* Task objective
Output the entries below so that they read exactly as they do now.

* Records supplied
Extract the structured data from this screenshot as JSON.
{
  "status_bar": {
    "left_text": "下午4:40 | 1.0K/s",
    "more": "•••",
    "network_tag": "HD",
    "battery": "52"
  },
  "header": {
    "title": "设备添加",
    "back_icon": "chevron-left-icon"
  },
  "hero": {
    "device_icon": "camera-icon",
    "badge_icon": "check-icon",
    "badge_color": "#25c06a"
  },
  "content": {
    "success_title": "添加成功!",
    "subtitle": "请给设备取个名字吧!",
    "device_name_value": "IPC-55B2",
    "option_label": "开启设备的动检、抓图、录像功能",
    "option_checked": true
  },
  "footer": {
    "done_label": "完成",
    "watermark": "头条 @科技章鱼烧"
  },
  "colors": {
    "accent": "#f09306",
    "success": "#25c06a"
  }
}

* Solution to this problem
Extract the structured data from this screenshot as JSON.
{
  "status_bar": {
    "left_text": "下午4:40 | 1.0K/s",
    "more": "•••",
    "network_tag": "HD",
    "battery": "52"
  },
  "header": {
    "title": "设备添加",
    "back_icon": "chevron-left-icon"
  },
  "hero": {
    "device_icon": "camera-icon",
    "badge_icon": "check-icon",
    "badge_color": "#25c06a"
  },
  "content": {
    "success_title": "添加成功!",
    "subtitle": "请给设备取个名字吧!",
    "device_name_value": "IPC-55B2",
    "option_label": "开启设备的动检、抓图、录像功能",
    "option_checked": true
  },
  "footer": {
    "done_label": "完成",
    "watermark": "头条 @科技章鱼烧"
  },
  "colors": {
    "accent": "#f09306",
    "success": "#25c06a"
  }
}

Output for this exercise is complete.